Way before TLC, the local children of Nichols Canyon went chasin’ waterfalls. Back in the day, kids would gather at a small sales office up the canyon, where they would play in the nearby stream and make forts in the lush oak, sage, sycamore, yucca and laurel. And, perhaps the most whimsical of all, is the year-round stream with a whopping four waterfalls. The building served as the real estate office for the Nichols Canyon development. After several remodels, the home was even featured in the 1976 issue of House Beautiful magazine. Now a 2 bed, 2 bath residence, the interior boasts a rustic, antique heart pine interior, inspired by James Cagney’s 1930 cabin in Lake Arrowhead.

James Cagney’s 1930 cabin in Lake Arrowhead

The funky stories only continue from there with a colorful cast of characters. Nichols Canyon has been home to some pretty notable residents and their respective tales. For instance, on the evening of May 13, 1874, a sheriff’s posse from Los Angeles set up camp near the mouth of Nichols Canyon, a mile and a quarter northeast of Greek George’s ranch house (Greek George was a camel driver hired by the US Army). The next morning, in a shoot out at Greek George’s, they captured the Mexican bandit Tiburcio Vásquez. Present day Los Angeles County Park of Vasquez Rocks was one of his favorite hideouts.

Mexican bandit Tiburcio Vasquez

In more recent times, one of the wackiest residents of Nichols Canyon was Father Yod, a self-styled guru for lost and wayward youth. Formerly known as James Edward Baker, Father Yod became the patriarch of a commune of young people, who considered him their spiritual father. The group, known as the Source Family, lived together in a Hollywood Hills mansion that at one point housed nearly a hundred people. In 1969, Yod founded organic vegetarian restaurant The Source on Los Angeles’s Sunset Strip, serving celebrity regulars like John Lennon, Julie Christie, and Marlon Brando. The entirety of the Source Family was supported by the earnings of the Source Restaurant, which grossed $10,000 a day during its peak popularity.

As a native Angeleno, Tori remembers when her mother used to take her to The Source restaurant on the Sunset Strip back in the early 1970s when the hippie movement in LA was in full swing. She specifically recalls that the food was not exactly kid-friendly, if you catch my drift… but little did she know she’d end up living right near there as an adult.

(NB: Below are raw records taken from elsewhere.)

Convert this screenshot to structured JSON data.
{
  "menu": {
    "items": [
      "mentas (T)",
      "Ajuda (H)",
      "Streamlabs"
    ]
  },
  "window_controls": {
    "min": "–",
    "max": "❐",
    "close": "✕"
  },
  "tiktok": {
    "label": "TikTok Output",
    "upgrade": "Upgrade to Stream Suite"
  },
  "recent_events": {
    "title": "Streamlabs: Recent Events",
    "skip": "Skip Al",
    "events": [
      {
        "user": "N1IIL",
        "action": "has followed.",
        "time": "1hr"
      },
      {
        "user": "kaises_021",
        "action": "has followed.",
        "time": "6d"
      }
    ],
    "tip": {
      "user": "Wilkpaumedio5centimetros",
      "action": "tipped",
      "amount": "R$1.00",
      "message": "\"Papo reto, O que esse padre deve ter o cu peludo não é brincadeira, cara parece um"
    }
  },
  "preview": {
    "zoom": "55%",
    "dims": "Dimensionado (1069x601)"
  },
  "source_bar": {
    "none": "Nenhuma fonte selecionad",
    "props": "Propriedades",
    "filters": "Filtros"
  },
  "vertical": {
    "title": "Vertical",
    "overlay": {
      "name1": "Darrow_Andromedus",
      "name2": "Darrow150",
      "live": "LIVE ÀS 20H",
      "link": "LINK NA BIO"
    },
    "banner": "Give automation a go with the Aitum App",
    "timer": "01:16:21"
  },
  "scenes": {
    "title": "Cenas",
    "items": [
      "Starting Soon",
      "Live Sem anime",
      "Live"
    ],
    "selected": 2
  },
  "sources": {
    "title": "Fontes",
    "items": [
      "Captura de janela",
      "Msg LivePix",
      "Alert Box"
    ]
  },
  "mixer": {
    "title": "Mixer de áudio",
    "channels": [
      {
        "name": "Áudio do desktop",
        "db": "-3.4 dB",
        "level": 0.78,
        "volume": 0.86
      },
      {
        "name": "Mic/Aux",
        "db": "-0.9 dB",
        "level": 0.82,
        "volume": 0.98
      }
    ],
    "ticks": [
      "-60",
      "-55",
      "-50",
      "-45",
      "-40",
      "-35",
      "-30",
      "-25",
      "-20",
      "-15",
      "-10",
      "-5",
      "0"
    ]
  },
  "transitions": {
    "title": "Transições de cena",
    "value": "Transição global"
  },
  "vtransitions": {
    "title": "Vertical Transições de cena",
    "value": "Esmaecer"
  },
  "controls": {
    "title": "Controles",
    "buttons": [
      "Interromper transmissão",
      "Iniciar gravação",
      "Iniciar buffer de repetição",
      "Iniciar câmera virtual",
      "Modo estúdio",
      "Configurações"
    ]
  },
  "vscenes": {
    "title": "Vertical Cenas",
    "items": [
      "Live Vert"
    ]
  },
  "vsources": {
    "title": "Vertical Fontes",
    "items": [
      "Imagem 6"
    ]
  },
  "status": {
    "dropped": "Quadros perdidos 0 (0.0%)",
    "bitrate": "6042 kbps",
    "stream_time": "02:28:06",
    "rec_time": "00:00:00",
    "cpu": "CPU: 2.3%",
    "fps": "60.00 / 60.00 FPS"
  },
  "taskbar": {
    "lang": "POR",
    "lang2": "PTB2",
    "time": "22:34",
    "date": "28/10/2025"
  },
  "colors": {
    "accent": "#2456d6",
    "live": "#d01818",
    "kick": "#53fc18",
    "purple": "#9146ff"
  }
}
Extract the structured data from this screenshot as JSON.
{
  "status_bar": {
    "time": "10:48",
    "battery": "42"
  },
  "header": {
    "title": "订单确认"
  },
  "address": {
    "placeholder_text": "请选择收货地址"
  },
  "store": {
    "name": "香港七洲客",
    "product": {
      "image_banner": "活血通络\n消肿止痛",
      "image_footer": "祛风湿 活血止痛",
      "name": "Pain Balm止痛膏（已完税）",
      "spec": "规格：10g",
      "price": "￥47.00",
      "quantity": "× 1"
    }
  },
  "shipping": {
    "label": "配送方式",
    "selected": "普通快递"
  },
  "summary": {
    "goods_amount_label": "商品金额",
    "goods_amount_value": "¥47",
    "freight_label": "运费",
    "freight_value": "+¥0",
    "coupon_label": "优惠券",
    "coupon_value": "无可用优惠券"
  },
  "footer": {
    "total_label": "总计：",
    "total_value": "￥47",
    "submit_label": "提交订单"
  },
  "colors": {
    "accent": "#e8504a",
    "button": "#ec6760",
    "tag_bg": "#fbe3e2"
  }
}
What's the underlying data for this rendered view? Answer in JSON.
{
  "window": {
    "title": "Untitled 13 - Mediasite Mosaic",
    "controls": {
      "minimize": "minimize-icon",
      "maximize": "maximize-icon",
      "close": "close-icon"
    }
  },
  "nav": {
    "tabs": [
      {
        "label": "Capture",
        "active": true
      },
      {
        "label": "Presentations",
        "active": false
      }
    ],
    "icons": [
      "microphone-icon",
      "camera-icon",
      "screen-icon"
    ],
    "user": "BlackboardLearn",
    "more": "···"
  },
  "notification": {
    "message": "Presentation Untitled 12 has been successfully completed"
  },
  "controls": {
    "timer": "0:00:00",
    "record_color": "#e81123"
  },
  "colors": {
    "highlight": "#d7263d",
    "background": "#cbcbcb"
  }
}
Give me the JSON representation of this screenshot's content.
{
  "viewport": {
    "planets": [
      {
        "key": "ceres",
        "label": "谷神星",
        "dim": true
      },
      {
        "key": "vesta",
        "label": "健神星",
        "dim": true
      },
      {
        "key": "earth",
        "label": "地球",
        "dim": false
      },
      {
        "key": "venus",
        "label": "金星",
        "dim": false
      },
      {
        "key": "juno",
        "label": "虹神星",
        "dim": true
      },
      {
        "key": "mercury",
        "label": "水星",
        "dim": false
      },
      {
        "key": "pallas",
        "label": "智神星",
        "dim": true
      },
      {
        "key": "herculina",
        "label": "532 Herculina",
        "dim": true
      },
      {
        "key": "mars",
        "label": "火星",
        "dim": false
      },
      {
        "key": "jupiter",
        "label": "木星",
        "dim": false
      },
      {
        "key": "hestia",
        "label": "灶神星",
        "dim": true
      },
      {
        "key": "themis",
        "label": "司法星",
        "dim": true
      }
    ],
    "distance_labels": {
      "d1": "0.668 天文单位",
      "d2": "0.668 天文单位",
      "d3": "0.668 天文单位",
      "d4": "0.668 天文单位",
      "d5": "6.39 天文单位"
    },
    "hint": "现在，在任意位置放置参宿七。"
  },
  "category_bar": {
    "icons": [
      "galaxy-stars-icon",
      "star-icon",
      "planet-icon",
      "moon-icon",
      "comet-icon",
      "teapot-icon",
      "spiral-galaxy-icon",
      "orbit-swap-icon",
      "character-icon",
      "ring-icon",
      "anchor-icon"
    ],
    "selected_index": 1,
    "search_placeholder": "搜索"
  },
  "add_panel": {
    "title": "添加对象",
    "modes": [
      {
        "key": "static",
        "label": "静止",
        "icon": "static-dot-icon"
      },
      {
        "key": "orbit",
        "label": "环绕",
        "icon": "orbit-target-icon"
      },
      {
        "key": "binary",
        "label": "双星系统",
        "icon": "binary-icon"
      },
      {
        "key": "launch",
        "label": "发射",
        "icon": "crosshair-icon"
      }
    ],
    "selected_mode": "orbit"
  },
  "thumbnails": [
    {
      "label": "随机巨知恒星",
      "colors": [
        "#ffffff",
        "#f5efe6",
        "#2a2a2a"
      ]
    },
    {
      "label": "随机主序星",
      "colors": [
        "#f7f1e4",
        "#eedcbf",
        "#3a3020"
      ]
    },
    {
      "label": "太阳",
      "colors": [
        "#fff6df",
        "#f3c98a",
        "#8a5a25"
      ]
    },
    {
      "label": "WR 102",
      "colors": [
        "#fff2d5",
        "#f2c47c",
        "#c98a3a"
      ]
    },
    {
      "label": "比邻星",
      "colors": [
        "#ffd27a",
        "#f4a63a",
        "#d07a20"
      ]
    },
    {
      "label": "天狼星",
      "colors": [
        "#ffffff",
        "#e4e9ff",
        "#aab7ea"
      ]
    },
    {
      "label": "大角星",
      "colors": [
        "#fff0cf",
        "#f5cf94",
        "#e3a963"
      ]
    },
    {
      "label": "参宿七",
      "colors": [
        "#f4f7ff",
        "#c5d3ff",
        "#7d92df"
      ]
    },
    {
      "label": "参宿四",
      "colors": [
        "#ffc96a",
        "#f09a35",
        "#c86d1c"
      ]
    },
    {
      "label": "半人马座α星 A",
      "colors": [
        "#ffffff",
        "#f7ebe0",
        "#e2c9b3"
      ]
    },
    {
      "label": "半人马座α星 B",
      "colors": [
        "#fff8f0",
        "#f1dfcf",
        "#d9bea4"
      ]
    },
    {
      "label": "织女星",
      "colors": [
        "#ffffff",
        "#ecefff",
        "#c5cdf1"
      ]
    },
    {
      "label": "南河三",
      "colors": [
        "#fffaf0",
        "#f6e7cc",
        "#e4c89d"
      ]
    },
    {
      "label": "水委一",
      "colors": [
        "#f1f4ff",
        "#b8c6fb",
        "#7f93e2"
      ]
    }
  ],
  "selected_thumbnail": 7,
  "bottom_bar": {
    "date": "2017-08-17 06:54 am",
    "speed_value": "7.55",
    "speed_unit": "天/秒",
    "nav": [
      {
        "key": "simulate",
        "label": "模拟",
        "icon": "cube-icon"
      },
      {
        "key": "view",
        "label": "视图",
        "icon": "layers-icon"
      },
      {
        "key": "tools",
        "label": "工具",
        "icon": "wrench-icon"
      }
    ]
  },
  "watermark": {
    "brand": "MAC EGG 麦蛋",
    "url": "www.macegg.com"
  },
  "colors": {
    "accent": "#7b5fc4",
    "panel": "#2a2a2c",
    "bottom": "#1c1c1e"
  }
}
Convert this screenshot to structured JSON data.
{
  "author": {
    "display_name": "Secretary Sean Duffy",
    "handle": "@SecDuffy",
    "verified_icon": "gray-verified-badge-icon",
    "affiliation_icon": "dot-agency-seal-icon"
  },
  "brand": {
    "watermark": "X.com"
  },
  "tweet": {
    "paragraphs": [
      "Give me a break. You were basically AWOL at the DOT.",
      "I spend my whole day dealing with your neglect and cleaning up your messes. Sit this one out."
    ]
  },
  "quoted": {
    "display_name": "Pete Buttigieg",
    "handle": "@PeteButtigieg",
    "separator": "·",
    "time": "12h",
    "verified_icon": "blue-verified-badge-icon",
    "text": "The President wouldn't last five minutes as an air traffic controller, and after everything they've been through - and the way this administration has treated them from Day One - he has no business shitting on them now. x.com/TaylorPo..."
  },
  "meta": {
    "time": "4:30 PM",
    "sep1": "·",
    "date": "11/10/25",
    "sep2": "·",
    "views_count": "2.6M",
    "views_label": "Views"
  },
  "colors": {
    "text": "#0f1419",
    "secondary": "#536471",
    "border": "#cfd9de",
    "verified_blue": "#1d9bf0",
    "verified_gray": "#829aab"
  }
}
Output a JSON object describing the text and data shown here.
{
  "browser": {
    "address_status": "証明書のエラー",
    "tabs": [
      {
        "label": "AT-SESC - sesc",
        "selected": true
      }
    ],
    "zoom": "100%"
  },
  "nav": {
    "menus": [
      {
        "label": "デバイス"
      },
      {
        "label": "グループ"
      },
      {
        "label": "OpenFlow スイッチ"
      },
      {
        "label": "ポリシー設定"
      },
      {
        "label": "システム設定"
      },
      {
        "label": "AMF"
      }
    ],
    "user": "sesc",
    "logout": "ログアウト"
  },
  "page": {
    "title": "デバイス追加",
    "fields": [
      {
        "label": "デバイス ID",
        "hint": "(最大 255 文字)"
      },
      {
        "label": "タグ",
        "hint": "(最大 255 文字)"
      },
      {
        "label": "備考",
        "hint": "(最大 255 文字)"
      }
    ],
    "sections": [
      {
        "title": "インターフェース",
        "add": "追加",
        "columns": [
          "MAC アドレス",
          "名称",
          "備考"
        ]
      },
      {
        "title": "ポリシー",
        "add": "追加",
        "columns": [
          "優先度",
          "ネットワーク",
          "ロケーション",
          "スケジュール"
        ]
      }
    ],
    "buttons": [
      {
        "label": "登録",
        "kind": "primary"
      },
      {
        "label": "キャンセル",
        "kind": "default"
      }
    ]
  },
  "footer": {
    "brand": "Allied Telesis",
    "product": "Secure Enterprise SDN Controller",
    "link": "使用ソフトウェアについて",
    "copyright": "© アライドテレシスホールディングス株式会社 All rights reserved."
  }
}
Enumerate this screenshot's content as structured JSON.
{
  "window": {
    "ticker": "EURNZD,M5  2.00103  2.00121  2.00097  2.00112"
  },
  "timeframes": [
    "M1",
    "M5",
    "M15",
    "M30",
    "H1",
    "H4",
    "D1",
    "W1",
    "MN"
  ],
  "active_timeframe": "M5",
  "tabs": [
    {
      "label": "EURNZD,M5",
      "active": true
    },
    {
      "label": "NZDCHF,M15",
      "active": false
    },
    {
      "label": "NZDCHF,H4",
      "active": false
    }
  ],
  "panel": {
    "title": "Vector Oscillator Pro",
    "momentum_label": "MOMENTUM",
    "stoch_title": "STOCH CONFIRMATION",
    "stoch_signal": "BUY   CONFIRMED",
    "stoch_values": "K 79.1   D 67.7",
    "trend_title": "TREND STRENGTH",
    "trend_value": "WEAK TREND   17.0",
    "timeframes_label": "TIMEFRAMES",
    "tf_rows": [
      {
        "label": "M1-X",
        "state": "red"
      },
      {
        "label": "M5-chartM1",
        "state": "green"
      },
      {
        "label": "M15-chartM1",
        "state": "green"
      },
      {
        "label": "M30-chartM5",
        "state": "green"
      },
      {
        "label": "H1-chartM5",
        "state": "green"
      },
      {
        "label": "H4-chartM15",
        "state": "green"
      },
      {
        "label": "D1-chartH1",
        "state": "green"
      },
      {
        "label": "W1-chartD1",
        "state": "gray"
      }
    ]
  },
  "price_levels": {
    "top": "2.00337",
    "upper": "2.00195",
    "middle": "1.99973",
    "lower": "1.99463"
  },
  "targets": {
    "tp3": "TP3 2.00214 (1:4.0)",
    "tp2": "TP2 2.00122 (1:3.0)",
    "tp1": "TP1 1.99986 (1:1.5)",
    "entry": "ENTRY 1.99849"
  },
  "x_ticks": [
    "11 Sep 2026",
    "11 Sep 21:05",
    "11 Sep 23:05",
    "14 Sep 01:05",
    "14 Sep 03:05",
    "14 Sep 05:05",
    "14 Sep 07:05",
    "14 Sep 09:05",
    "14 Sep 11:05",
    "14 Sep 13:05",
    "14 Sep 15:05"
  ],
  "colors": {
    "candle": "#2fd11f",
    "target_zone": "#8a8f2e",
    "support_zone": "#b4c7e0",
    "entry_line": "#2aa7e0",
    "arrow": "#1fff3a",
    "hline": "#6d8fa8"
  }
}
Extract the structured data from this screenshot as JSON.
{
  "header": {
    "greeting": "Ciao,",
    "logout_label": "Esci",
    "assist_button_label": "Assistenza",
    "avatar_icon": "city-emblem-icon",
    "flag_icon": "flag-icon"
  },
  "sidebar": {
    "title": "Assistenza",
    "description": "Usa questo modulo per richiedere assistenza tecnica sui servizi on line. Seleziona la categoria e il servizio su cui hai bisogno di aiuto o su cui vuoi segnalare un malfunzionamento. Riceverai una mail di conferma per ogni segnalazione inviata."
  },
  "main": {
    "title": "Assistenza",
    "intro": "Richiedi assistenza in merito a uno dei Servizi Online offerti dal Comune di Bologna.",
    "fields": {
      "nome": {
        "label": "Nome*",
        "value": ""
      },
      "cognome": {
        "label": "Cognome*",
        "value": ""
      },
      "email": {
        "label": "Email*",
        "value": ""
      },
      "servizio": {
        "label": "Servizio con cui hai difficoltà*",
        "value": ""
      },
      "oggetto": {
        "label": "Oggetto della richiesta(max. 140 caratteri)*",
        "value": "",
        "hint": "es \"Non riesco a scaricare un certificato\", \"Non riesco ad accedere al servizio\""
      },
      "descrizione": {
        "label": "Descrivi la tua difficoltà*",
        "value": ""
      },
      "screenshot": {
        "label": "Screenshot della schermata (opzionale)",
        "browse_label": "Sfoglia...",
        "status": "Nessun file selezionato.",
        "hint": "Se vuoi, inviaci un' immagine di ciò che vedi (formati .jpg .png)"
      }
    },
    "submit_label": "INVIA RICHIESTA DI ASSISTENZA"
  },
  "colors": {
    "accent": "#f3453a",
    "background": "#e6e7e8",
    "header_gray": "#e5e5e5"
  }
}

Full circle, huh?

The Source restaurant on the Sunset Strip

The British artist David Hockney was a Hollywood Hills resident near the top of Nichols Canyon, and used the area as inspiration in two of his works. In 1980, he created an acrylic painting on canvas entitled Nichols Canyon, with bold, bright colors depicting the winding roads and landscape of the Hollywood Hills in the late 1970s. You can also see Nichols Canyon featured in his painting Mullholland Drive.

Nichols Canyon by David Hockney
Mulholland Drive by David Hockney

Featured prominently in the center of the Nichols Canyon painting you can see a two-story red-roofed white house. Next door to that very house lived silver screen legend Ava Gardner, who purchased her Nichols Canyon home in 1948, which was featured in Architectural Digest’s “Hollywood at Home” issue. In the mid-1950s it was also home to Madeline Foy O’Donnell, one of The Seven Little Foys of Vaudeville fame.

Ava Gardner reclining in her Los Angeles Cottage, located in Nichols Canyon

Last but certainly not least is the incomparable Steve McQueen, who lived on Astral Drive for many years and was known to often drive his various sports cars along the winding canyon roads. Too bad he wasn’t manning the wheel in about 1960 or so, when he was a passenger in a car that drove off a curve on Mulholland and landed in a vacant lot on La Cuesta Drive! Yikes!

Steve McQueen cruising the streets of Nichols Canyon

And of course our exclusive listing, located at 3127 Chandelle Road, is a spectacular example of the kind of hidden gems you can find tucked away in coveted Nichols Canyon Colony. It’s currently on the market for $1,895,000, so if you’re ready to be part of this significant and special neighborhood, contact us for a private showing today